Scan the listing for "accent" and copy out each line that has it.
**********
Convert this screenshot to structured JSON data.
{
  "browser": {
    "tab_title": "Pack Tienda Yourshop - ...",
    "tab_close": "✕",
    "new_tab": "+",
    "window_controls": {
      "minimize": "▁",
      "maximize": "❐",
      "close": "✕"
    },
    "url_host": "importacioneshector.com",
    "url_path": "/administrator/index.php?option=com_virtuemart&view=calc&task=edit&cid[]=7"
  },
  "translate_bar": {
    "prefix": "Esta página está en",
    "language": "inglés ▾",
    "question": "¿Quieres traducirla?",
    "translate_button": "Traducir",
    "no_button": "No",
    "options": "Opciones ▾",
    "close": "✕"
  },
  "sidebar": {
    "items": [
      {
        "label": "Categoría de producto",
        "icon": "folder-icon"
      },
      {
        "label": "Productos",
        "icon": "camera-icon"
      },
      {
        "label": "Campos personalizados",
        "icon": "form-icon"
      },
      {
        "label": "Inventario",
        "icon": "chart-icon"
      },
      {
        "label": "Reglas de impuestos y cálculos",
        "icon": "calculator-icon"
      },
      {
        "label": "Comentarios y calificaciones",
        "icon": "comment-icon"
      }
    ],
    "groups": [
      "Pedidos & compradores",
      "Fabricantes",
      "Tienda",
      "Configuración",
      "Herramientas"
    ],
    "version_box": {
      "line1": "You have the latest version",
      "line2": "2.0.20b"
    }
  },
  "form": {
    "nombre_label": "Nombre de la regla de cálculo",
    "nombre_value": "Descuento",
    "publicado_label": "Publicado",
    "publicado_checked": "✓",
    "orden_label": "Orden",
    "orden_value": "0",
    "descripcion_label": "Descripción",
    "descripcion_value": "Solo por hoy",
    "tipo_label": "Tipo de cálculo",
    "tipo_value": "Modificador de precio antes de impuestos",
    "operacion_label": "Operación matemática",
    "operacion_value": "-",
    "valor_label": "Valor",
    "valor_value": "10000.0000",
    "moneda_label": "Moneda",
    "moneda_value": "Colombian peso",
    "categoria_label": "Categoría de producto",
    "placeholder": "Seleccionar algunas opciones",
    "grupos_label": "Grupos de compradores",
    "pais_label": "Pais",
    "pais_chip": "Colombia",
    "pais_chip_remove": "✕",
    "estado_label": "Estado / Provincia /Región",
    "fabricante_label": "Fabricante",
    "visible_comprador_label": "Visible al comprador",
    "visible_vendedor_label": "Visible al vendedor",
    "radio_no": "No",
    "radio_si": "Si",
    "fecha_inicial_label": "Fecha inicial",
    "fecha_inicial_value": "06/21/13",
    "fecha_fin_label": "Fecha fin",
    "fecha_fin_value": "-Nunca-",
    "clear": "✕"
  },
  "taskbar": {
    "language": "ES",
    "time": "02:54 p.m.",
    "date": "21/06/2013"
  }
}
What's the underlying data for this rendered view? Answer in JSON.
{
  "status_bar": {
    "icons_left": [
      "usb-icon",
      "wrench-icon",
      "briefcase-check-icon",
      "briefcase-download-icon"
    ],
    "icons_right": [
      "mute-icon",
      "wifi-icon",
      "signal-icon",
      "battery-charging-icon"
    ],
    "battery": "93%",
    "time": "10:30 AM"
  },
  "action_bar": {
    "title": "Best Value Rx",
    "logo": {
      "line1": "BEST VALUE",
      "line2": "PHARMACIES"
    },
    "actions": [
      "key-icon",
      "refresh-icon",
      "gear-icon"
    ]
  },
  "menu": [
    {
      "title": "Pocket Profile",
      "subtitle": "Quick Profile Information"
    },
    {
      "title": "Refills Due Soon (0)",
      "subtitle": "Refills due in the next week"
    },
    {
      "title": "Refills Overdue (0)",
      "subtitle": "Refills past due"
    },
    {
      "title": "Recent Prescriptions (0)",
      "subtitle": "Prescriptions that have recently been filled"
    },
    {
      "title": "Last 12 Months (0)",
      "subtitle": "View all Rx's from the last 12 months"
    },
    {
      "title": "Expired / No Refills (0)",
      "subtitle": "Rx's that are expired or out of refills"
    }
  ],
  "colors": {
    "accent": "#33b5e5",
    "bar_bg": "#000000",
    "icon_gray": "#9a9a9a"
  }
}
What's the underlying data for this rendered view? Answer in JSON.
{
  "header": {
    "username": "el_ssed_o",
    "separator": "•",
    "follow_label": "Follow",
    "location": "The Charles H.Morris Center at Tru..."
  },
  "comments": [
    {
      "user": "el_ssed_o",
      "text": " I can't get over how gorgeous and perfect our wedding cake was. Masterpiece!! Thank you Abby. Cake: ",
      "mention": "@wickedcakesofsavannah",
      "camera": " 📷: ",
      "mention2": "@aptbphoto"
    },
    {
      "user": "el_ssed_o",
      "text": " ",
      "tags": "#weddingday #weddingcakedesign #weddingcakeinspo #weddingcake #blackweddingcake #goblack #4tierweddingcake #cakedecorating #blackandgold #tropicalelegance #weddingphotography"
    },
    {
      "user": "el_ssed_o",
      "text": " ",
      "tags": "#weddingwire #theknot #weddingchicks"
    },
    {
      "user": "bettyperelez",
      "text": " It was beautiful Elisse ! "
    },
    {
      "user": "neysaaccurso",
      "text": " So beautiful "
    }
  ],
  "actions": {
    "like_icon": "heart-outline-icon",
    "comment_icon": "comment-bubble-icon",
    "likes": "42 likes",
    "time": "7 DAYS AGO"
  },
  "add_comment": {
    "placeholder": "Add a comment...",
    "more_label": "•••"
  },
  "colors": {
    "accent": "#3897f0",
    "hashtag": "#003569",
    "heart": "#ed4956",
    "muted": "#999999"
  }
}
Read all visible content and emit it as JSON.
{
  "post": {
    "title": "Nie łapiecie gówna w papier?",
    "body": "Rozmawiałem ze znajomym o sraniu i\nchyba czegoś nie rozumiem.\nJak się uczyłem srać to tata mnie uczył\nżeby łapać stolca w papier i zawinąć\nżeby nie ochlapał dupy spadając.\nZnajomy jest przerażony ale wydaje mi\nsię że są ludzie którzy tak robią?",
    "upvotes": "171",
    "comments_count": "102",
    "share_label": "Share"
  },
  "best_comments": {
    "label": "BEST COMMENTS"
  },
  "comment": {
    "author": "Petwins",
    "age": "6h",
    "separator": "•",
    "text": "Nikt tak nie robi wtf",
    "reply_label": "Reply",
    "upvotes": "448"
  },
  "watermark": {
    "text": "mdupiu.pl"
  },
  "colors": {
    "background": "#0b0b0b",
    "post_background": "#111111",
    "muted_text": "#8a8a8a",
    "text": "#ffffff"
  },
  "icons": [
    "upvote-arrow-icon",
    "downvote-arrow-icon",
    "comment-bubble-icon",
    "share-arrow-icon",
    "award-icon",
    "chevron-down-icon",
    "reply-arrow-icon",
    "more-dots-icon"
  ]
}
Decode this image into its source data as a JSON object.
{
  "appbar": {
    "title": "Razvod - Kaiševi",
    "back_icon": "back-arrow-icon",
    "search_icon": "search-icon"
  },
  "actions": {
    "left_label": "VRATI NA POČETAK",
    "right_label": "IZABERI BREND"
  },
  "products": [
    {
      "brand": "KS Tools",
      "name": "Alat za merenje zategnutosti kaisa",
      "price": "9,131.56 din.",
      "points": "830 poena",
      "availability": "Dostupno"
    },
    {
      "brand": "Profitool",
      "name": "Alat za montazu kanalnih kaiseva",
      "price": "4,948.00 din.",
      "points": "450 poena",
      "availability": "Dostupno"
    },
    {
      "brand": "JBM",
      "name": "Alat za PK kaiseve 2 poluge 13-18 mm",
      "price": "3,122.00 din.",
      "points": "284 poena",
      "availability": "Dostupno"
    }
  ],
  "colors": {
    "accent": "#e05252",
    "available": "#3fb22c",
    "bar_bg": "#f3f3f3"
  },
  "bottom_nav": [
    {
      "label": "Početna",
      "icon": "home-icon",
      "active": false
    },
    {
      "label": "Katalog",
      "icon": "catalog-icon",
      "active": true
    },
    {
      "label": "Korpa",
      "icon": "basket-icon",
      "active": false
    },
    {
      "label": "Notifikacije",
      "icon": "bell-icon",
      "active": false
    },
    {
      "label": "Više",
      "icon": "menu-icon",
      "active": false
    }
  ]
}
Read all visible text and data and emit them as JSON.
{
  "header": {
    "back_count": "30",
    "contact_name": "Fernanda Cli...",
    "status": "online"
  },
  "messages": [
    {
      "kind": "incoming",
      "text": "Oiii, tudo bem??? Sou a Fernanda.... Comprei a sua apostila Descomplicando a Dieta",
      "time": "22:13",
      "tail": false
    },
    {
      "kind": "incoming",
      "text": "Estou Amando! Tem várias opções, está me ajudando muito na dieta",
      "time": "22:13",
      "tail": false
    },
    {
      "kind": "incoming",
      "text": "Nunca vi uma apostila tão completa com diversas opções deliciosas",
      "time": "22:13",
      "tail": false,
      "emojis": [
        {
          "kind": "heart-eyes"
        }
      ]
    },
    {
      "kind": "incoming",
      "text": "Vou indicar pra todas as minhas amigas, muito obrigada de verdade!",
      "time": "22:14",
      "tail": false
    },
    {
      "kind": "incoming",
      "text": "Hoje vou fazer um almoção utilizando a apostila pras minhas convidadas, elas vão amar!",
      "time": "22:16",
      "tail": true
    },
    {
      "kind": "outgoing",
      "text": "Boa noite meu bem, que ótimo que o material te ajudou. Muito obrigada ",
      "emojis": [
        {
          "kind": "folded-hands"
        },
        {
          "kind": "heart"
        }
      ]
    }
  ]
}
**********
→ ANSWER TO THIS EXERCISE:
    "accent": "#33b5e5",
    "accent": "#3897f0",
    "accent": "#e05252",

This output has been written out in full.